[[ Exercise material open ]]
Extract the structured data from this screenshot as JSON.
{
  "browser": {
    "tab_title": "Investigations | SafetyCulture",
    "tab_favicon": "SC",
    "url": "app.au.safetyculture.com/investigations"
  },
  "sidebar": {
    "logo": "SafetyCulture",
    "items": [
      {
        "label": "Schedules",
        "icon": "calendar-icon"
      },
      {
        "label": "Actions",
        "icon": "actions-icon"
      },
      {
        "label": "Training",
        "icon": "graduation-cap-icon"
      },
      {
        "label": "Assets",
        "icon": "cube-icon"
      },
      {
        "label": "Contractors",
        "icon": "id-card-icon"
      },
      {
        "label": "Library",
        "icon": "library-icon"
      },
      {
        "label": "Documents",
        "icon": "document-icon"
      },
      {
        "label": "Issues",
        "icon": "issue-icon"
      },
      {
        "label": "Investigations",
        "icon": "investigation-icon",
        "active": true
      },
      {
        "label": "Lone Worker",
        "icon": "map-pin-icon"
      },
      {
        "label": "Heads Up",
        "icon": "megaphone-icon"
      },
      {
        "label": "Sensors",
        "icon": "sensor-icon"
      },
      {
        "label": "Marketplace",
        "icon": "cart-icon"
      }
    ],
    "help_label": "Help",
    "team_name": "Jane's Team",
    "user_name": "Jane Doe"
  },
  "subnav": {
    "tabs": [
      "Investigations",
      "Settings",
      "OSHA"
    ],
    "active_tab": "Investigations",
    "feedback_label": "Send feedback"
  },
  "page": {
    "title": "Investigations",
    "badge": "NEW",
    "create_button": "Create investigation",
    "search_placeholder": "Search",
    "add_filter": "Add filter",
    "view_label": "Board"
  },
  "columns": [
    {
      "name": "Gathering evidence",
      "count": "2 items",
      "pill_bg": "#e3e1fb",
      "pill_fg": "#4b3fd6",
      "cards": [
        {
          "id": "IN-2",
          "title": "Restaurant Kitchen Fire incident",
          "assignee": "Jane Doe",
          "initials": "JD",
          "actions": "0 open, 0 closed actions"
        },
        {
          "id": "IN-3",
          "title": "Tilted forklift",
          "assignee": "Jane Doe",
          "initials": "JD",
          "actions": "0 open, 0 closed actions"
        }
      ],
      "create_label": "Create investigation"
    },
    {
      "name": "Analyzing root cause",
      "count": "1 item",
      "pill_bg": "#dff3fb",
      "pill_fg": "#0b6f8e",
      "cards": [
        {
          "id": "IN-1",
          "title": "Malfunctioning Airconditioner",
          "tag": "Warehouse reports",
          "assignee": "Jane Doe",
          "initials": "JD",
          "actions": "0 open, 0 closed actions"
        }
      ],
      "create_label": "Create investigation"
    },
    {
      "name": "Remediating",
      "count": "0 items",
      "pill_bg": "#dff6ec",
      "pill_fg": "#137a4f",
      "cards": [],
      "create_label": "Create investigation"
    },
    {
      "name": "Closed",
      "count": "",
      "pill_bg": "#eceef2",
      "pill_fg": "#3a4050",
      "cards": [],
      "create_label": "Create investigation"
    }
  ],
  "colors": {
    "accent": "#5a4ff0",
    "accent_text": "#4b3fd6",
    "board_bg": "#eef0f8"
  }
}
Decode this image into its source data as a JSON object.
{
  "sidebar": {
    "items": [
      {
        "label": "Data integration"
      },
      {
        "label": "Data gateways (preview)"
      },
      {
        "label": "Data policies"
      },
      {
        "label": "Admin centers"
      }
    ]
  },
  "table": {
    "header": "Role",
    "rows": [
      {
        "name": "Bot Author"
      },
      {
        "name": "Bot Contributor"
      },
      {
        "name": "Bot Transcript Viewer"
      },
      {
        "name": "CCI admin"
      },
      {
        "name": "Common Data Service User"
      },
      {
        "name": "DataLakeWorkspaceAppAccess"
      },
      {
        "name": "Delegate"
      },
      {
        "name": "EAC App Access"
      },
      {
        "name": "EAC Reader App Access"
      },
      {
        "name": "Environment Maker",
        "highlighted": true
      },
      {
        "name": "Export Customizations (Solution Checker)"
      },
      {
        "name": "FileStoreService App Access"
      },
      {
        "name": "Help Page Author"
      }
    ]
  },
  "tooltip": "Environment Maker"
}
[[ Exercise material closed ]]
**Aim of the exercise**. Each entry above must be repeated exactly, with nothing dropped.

**Answer section**.
Extract the structured data from this screenshot as JSON.
{
  "browser": {
    "tab_title": "Investigations | SafetyCulture",
    "tab_favicon": "SC",
    "url": "app.au.safetyculture.com/investigations"
  },
  "sidebar": {
    "logo": "SafetyCulture",
    "items": [
      {
        "label": "Schedules",
        "icon": "calendar-icon"
      },
      {
        "label": "Actions",
        "icon": "actions-icon"
      },
      {
        "label": "Training",
        "icon": "graduation-cap-icon"
      },
      {
        "label": "Assets",
        "icon": "cube-icon"
      },
      {
        "label": "Contractors",
        "icon": "id-card-icon"
      },
      {
        "label": "Library",
        "icon": "library-icon"
      },
      {
        "label": "Documents",
        "icon": "document-icon"
      },
      {
        "label": "Issues",
        "icon": "issue-icon"
      },
      {
        "label": "Investigations",
        "icon": "investigation-icon",
        "active": true
      },
      {
        "label": "Lone Worker",
        "icon": "map-pin-icon"
      },
      {
        "label": "Heads Up",
        "icon": "megaphone-icon"
      },
      {
        "label": "Sensors",
        "icon": "sensor-icon"
      },
      {
        "label": "Marketplace",
        "icon": "cart-icon"
      }
    ],
    "help_label": "Help",
    "team_name": "Jane's Team",
    "user_name": "Jane Doe"
  },
  "subnav": {
    "tabs": [
      "Investigations",
      "Settings",
      "OSHA"
    ],
    "active_tab": "Investigations",
    "feedback_label": "Send feedback"
  },
  "page": {
    "title": "Investigations",
    "badge": "NEW",
    "create_button": "Create investigation",
    "search_placeholder": "Search",
    "add_filter": "Add filter",
    "view_label": "Board"
  },
  "columns": [
    {
      "name": "Gathering evidence",
      "count": "2 items",
      "pill_bg": "#e3e1fb",
      "pill_fg": "#4b3fd6",
      "cards": [
        {
          "id": "IN-2",
          "title": "Restaurant Kitchen Fire incident",
          "assignee": "Jane Doe",
          "initials": "JD",
          "actions": "0 open, 0 closed actions"
        },
        {
          "id": "IN-3",
          "title": "Tilted forklift",
          "assignee": "Jane Doe",
          "initials": "JD",
          "actions": "0 open, 0 closed actions"
        }
      ],
      "create_label": "Create investigation"
    },
    {
      "name": "Analyzing root cause",
      "count": "1 item",
      "pill_bg": "#dff3fb",
      "pill_fg": "#0b6f8e",
      "cards": [
        {
          "id": "IN-1",
          "title": "Malfunctioning Airconditioner",
          "tag": "Warehouse reports",
          "assignee": "Jane Doe",
          "initials": "JD",
          "actions": "0 open, 0 closed actions"
        }
      ],
      "create_label": "Create investigation"
    },
    {
      "name": "Remediating",
      "count": "0 items",
      "pill_bg": "#dff6ec",
      "pill_fg": "#137a4f",
      "cards": [],
      "create_label": "Create investigation"
    },
    {
      "name": "Closed",
      "count": "",
      "pill_bg": "#eceef2",
      "pill_fg": "#3a4050",
      "cards": [],
      "create_label": "Create investigation"
    }
  ],
  "colors": {
    "accent": "#5a4ff0",
    "accent_text": "#4b3fd6",
    "board_bg": "#eef0f8"
  }
}
Decode this image into its source data as a JSON object.
{
  "sidebar": {
    "items": [
      {
        "label": "Data integration"
      },
      {
        "label": "Data gateways (preview)"
      },
      {
        "label": "Data policies"
      },
      {
        "label": "Admin centers"
      }
    ]
  },
  "table": {
    "header": "Role",
    "rows": [
      {
        "name": "Bot Author"
      },
      {
        "name": "Bot Contributor"
      },
      {
        "name": "Bot Transcript Viewer"
      },
      {
        "name": "CCI admin"
      },
      {
        "name": "Common Data Service User"
      },
      {
        "name": "DataLakeWorkspaceAppAccess"
      },
      {
        "name": "Delegate"
      },
      {
        "name": "EAC App Access"
      },
      {
        "name": "EAC Reader App Access"
      },
      {
        "name": "Environment Maker",
        "highlighted": true
      },
      {
        "name": "Export Customizations (Solution Checker)"
      },
      {
        "name": "FileStoreService App Access"
      },
      {
        "name": "Help Page Author"
      }
    ]
  },
  "tooltip": "Environment Maker"
}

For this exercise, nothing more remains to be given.